- the night of 31 October when children dress in special clothes and people try to frighten each other
- A tale that is traditional for people, especially one that is considered false or based on superstition
(pronounced /kelts/) - people from western Europe who came to live in ancient Britain before the Romans
(pronounced /ˈkel.tɪk/) - of an ancient European people who are related to the Irish, Scots, Welsh, and Bretons, or of their language or culture
- a priest of a religion followed in Britain, Ireland, and France, especially in ancient times
- a person who belongs to a religion that worships many gods, especially one that existed before the main world religions
- a religion that worships many gods, especially a religion that existed before the main world religions
(pronounced sow-in /ˈsɑːwɪn/) - an ancient Celtic festival held on Nov 1 to mark the beginning of winter and the beginning of a new year. It is also celebrated by modern pagans
- the area around a fireplace or the area of floor in front of it.
Irish Potato Famine
- The Great Famine, also known as the Great Hunger, the Famine or the Irish Potato Famine, was a period of mass starvation and disease in Ireland from 1845 to 1852.

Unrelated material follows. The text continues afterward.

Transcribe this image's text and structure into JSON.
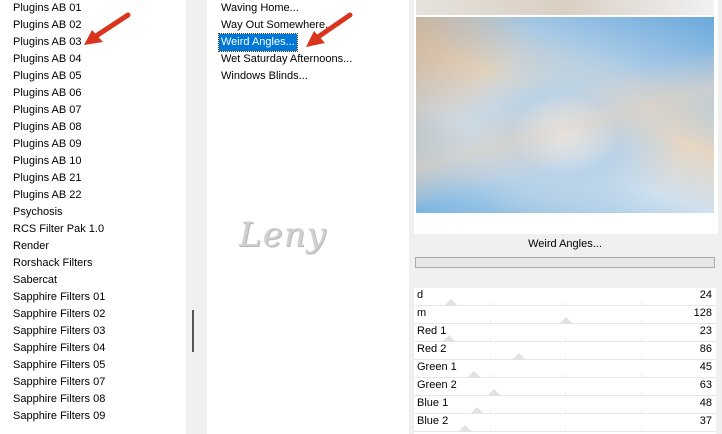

- an activity in which children dress up as magical or frightening creatures or as characters from a story on Halloween (= 31 October ), and visit people's homes to demand sweets